(Element data from apps and pages)
= Beginning of Section =

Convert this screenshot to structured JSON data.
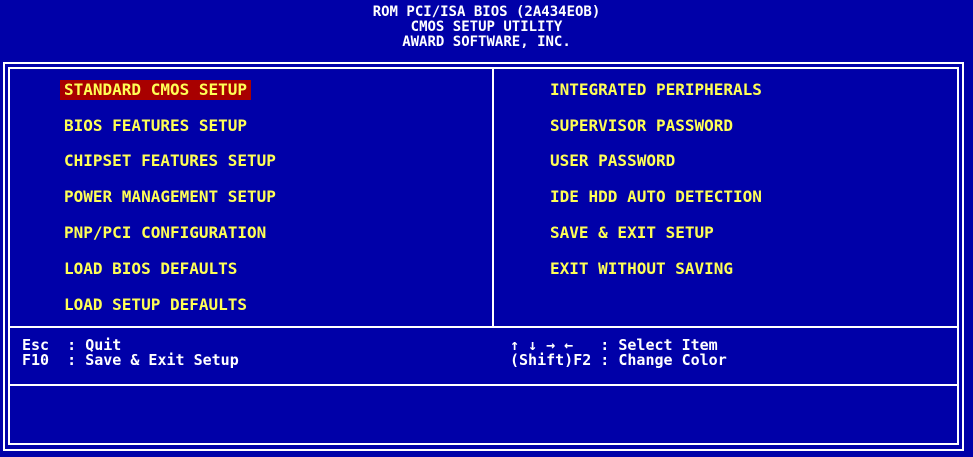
{
  "header": {
    "line1": "ROM PCI/ISA BIOS (2A434EOB)",
    "line2": "CMOS SETUP UTILITY",
    "line3": "AWARD SOFTWARE, INC."
  },
  "menu": {
    "left": [
      {
        "label": "STANDARD CMOS SETUP",
        "selected": true
      },
      {
        "label": "BIOS FEATURES SETUP"
      },
      {
        "label": "CHIPSET FEATURES SETUP"
      },
      {
        "label": "POWER MANAGEMENT SETUP"
      },
      {
        "label": "PNP/PCI CONFIGURATION"
      },
      {
        "label": "LOAD BIOS DEFAULTS"
      },
      {
        "label": "LOAD SETUP DEFAULTS"
      }
    ],
    "right": [
      {
        "label": "INTEGRATED PERIPHERALS"
      },
      {
        "label": "SUPERVISOR PASSWORD"
      },
      {
        "label": "USER PASSWORD"
      },
      {
        "label": "IDE HDD AUTO DETECTION"
      },
      {
        "label": "SAVE & EXIT SETUP"
      },
      {
        "label": "EXIT WITHOUT SAVING"
      }
    ]
  },
  "help": {
    "esc": "Esc  : Quit",
    "f10": "F10  : Save & Exit Setup",
    "arrows": "↑ ↓ → ←   : Select Item",
    "shift_f2": "(Shift)F2 : Change Color"
  },
  "colors": {
    "background": "#0000a8",
    "menu_text": "#ffff55",
    "selected_bg": "#a80000",
    "frame": "#ffffff"
  },
  "description_line": ""
}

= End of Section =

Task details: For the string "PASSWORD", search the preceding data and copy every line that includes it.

Reply to the exercise:
        "label": "SUPERVISOR PASSWORD"
        "label": "USER PASSWORD"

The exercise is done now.